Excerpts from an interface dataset
------------------------------------------------------------------------
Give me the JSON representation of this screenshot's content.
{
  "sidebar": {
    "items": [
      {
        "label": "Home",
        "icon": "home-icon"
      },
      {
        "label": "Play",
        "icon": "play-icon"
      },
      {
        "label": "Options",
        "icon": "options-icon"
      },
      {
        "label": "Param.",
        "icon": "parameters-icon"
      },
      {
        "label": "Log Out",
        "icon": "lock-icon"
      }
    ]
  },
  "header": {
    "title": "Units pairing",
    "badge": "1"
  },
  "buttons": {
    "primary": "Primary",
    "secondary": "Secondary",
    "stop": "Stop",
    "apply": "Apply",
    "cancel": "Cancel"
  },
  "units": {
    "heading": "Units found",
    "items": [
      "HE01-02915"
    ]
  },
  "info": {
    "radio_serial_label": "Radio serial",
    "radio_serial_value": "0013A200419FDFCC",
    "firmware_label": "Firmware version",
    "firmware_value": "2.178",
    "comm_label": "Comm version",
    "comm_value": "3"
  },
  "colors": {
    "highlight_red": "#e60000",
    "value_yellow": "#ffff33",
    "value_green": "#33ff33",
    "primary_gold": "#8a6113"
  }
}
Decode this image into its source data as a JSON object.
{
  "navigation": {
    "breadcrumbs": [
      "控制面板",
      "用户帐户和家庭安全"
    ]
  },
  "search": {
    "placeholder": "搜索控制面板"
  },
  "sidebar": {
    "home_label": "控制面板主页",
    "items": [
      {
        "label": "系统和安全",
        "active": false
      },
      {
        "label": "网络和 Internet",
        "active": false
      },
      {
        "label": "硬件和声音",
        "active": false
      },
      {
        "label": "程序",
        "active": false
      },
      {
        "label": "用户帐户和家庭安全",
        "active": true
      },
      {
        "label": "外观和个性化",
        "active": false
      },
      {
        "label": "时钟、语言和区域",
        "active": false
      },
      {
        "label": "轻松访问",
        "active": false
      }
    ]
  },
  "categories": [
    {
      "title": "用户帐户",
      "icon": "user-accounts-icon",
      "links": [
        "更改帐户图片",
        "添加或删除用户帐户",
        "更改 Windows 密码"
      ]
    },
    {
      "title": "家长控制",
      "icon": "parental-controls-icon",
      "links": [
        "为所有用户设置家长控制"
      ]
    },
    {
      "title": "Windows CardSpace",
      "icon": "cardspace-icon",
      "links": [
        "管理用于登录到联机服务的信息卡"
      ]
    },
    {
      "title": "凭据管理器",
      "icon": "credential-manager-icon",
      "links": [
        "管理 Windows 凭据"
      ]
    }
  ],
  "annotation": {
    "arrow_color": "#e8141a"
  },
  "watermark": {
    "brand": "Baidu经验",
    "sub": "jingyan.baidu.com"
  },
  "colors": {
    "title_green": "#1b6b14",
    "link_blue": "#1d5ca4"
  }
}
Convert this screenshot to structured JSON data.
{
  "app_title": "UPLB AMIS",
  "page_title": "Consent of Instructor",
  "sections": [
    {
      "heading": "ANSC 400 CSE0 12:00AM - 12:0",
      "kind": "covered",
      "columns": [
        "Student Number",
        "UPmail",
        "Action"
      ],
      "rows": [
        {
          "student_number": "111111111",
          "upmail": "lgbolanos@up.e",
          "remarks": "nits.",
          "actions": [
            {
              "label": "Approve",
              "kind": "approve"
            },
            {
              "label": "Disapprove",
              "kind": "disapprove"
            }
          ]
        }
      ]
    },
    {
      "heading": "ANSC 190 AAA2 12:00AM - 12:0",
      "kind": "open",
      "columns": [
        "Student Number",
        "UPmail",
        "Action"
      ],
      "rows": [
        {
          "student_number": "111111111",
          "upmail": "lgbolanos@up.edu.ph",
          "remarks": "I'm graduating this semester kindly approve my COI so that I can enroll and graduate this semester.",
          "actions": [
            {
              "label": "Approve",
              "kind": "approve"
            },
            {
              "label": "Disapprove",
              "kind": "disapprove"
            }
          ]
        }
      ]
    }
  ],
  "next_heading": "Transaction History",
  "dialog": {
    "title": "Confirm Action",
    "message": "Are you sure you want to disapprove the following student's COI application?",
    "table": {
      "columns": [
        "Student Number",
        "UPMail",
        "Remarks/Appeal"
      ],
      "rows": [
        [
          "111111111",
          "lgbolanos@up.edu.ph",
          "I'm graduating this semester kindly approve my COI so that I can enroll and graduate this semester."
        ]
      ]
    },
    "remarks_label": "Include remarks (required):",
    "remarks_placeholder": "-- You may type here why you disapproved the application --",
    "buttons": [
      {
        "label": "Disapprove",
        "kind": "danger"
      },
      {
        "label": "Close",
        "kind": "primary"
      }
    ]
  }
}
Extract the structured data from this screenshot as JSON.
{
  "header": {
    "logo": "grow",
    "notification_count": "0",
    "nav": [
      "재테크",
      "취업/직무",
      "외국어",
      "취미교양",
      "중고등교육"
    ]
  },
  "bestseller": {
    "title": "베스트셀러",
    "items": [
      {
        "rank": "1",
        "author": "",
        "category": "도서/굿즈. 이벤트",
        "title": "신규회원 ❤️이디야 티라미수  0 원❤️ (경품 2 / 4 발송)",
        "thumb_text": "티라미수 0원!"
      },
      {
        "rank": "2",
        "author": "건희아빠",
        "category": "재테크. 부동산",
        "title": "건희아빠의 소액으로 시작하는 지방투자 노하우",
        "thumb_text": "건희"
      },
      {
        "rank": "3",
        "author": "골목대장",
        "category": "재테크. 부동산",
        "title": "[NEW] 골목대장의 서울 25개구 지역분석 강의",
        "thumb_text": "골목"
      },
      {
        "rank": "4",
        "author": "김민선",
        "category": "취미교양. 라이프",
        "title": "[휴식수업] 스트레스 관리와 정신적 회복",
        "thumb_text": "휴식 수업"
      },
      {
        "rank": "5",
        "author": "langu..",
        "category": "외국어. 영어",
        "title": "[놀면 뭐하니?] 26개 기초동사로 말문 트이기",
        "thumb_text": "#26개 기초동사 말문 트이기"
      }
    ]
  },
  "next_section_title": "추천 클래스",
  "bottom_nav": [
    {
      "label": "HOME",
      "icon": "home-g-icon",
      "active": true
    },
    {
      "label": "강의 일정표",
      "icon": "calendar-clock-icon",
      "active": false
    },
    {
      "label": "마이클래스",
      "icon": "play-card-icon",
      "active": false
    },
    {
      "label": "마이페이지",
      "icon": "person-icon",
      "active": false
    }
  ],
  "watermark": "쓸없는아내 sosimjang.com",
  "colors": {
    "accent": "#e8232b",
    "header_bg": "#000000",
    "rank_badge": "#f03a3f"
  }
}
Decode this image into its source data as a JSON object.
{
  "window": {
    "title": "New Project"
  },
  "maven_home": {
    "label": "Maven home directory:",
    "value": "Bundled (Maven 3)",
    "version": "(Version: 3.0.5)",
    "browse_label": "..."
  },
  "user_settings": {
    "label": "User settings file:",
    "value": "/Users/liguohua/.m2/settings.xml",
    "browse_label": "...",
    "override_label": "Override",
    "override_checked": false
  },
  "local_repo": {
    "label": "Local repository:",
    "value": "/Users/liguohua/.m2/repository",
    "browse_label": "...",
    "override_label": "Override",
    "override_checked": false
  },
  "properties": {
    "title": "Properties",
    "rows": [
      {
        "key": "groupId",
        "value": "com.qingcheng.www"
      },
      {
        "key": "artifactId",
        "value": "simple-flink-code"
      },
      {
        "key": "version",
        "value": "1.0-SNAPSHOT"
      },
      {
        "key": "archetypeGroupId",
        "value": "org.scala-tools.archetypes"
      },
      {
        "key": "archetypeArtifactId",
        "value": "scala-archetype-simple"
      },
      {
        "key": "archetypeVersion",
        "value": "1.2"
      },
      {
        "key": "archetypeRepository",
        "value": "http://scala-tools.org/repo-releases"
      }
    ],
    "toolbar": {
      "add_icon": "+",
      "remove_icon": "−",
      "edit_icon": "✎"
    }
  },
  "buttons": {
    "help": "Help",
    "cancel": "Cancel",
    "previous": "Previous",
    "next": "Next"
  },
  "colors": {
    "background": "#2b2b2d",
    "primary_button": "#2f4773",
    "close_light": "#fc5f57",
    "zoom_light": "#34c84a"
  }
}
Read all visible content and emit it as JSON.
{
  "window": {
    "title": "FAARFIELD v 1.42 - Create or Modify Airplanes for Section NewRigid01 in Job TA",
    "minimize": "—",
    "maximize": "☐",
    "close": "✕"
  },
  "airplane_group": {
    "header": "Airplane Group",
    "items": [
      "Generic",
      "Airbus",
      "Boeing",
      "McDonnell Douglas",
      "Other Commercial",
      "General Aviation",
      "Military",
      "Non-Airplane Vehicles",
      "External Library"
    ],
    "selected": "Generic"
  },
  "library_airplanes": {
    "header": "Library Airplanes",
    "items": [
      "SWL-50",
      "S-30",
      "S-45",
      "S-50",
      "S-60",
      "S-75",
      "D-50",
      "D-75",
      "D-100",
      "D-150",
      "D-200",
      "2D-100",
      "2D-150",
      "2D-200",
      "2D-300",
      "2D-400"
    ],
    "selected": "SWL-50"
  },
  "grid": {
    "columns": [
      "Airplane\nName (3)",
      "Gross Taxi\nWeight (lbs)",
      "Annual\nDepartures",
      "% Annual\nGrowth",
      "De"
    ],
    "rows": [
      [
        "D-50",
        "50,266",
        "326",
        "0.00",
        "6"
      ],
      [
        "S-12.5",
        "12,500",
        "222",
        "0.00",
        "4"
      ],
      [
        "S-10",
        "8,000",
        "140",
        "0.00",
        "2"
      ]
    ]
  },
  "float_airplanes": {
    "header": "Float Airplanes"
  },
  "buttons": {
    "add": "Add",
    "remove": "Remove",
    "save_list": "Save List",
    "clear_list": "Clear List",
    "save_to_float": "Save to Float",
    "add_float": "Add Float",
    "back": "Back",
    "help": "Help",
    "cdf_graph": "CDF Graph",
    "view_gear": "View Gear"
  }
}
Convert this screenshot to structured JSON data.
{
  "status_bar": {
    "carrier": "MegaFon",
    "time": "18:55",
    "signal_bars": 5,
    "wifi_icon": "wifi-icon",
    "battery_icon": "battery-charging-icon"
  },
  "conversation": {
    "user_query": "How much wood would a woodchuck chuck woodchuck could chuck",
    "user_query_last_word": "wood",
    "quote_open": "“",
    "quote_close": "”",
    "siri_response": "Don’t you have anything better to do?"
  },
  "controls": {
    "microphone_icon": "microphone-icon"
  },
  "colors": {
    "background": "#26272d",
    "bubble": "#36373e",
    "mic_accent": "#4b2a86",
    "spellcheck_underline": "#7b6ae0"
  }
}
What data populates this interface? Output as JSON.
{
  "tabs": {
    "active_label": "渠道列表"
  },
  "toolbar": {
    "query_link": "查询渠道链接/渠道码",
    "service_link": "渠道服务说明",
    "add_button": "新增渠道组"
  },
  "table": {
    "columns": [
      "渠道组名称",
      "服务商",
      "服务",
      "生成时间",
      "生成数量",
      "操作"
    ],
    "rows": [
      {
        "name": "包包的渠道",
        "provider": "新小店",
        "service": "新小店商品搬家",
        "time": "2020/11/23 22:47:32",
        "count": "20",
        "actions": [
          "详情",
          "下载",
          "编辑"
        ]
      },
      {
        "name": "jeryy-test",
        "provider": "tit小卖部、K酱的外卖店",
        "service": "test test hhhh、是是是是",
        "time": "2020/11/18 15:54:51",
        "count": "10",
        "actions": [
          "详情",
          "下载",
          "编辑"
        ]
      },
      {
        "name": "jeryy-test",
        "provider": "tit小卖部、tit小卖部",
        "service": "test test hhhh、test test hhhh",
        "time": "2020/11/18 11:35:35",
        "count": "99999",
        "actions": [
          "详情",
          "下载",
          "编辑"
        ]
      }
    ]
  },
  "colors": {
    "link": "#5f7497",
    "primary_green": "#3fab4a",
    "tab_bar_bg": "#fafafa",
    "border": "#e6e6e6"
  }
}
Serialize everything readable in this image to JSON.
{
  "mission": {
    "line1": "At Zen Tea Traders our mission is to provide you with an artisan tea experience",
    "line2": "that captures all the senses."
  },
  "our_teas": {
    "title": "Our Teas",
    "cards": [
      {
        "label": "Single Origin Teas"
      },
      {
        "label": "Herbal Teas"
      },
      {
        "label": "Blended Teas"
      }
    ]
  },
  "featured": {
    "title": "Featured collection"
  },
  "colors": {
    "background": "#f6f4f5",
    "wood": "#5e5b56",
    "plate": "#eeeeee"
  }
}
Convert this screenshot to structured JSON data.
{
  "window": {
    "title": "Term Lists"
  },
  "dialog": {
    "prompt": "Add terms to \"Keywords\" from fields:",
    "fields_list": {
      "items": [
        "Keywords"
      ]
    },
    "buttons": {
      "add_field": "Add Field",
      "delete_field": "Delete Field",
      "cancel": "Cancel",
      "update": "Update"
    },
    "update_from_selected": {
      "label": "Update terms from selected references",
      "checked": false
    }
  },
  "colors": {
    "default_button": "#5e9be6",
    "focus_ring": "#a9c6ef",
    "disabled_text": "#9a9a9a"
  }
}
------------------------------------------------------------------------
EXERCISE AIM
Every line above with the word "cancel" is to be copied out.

OUTPUT FOR THIS EXERCISE
    "cancel": "Cancel"
    "cancel": "Cancel",
      "cancel": "Cancel",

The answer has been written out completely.